=== Dataset content ===

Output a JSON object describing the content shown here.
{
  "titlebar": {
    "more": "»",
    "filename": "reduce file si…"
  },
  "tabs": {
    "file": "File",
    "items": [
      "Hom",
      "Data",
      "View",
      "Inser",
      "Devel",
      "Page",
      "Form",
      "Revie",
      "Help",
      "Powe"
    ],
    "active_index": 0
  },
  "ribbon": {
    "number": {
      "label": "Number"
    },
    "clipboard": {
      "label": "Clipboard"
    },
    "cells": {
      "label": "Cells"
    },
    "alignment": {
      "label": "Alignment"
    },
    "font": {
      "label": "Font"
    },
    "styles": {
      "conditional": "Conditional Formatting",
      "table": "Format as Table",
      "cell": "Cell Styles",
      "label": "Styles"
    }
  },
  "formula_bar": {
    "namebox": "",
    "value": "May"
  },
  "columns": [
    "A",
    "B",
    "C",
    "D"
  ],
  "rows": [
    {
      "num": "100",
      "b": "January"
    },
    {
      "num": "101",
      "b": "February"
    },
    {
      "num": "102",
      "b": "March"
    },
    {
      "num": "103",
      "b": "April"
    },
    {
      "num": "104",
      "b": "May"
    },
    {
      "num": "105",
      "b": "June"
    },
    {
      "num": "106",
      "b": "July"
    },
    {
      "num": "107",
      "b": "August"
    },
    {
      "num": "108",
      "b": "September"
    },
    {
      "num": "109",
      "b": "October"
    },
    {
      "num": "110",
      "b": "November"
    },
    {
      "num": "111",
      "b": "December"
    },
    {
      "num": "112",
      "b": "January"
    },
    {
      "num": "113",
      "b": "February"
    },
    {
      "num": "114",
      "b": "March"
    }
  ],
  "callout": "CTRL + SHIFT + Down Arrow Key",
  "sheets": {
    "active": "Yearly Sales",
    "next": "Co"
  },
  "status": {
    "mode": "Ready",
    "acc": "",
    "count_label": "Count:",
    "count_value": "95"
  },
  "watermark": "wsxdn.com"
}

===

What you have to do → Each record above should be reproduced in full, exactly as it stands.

Task output →
Output a JSON object describing the content shown here.
{
  "titlebar": {
    "more": "»",
    "filename": "reduce file si…"
  },
  "tabs": {
    "file": "File",
    "items": [
      "Hom",
      "Data",
      "View",
      "Inser",
      "Devel",
      "Page",
      "Form",
      "Revie",
      "Help",
      "Powe"
    ],
    "active_index": 0
  },
  "ribbon": {
    "number": {
      "label": "Number"
    },
    "clipboard": {
      "label": "Clipboard"
    },
    "cells": {
      "label": "Cells"
    },
    "alignment": {
      "label": "Alignment"
    },
    "font": {
      "label": "Font"
    },
    "styles": {
      "conditional": "Conditional Formatting",
      "table": "Format as Table",
      "cell": "Cell Styles",
      "label": "Styles"
    }
  },
  "formula_bar": {
    "namebox": "",
    "value": "May"
  },
  "columns": [
    "A",
    "B",
    "C",
    "D"
  ],
  "rows": [
    {
      "num": "100",
      "b": "January"
    },
    {
      "num": "101",
      "b": "February"
    },
    {
      "num": "102",
      "b": "March"
    },
    {
      "num": "103",
      "b": "April"
    },
    {
      "num": "104",
      "b": "May"
    },
    {
      "num": "105",
      "b": "June"
    },
    {
      "num": "106",
      "b": "July"
    },
    {
      "num": "107",
      "b": "August"
    },
    {
      "num": "108",
      "b": "September"
    },
    {
      "num": "109",
      "b": "October"
    },
    {
      "num": "110",
      "b": "November"
    },
    {
      "num": "111",
      "b": "December"
    },
    {
      "num": "112",
      "b": "January"
    },
    {
      "num": "113",
      "b": "February"
    },
    {
      "num": "114",
      "b": "March"
    }
  ],
  "callout": "CTRL + SHIFT + Down Arrow Key",
  "sheets": {
    "active": "Yearly Sales",
    "next": "Co"
  },
  "status": {
    "mode": "Ready",
    "acc": "",
    "count_label": "Count:",
    "count_value": "95"
  },
  "watermark": "wsxdn.com"
}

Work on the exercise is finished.